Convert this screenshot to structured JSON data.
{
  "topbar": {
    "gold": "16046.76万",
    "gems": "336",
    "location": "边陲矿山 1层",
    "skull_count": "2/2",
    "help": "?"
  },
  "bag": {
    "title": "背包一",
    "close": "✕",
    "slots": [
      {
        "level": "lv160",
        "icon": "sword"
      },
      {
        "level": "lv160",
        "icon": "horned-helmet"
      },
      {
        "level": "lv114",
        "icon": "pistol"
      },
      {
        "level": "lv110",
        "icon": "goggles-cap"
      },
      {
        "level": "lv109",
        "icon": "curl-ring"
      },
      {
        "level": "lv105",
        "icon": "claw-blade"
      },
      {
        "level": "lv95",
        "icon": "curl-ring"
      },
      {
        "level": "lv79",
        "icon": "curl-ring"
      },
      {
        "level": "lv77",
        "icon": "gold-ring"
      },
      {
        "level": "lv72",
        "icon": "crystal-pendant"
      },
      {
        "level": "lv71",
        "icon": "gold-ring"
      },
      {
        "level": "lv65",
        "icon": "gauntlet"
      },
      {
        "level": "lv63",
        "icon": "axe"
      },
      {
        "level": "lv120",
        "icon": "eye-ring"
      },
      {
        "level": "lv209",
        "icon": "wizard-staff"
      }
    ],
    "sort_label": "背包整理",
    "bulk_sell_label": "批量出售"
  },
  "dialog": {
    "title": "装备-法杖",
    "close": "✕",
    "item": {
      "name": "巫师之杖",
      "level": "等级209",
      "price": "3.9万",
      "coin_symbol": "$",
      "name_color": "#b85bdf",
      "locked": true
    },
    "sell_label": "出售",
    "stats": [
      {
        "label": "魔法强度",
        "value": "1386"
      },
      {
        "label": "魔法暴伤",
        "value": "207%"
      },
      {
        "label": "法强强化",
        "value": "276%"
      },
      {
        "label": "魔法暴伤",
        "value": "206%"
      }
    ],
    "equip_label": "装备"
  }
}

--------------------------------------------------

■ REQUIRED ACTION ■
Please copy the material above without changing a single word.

■ THE COMPLETED TASK ■
Convert this screenshot to structured JSON data.
{
  "topbar": {
    "gold": "16046.76万",
    "gems": "336",
    "location": "边陲矿山 1层",
    "skull_count": "2/2",
    "help": "?"
  },
  "bag": {
    "title": "背包一",
    "close": "✕",
    "slots": [
      {
        "level": "lv160",
        "icon": "sword"
      },
      {
        "level": "lv160",
        "icon": "horned-helmet"
      },
      {
        "level": "lv114",
        "icon": "pistol"
      },
      {
        "level": "lv110",
        "icon": "goggles-cap"
      },
      {
        "level": "lv109",
        "icon": "curl-ring"
      },
      {
        "level": "lv105",
        "icon": "claw-blade"
      },
      {
        "level": "lv95",
        "icon": "curl-ring"
      },
      {
        "level": "lv79",
        "icon": "curl-ring"
      },
      {
        "level": "lv77",
        "icon": "gold-ring"
      },
      {
        "level": "lv72",
        "icon": "crystal-pendant"
      },
      {
        "level": "lv71",
        "icon": "gold-ring"
      },
      {
        "level": "lv65",
        "icon": "gauntlet"
      },
      {
        "level": "lv63",
        "icon": "axe"
      },
      {
        "level": "lv120",
        "icon": "eye-ring"
      },
      {
        "level": "lv209",
        "icon": "wizard-staff"
      }
    ],
    "sort_label": "背包整理",
    "bulk_sell_label": "批量出售"
  },
  "dialog": {
    "title": "装备-法杖",
    "close": "✕",
    "item": {
      "name": "巫师之杖",
      "level": "等级209",
      "price": "3.9万",
      "coin_symbol": "$",
      "name_color": "#b85bdf",
      "locked": true
    },
    "sell_label": "出售",
    "stats": [
      {
        "label": "魔法强度",
        "value": "1386"
      },
      {
        "label": "魔法暴伤",
        "value": "207%"
      },
      {
        "label": "法强强化",
        "value": "276%"
      },
      {
        "label": "魔法暴伤",
        "value": "206%"
      }
    ],
    "equip_label": "装备"
  }
}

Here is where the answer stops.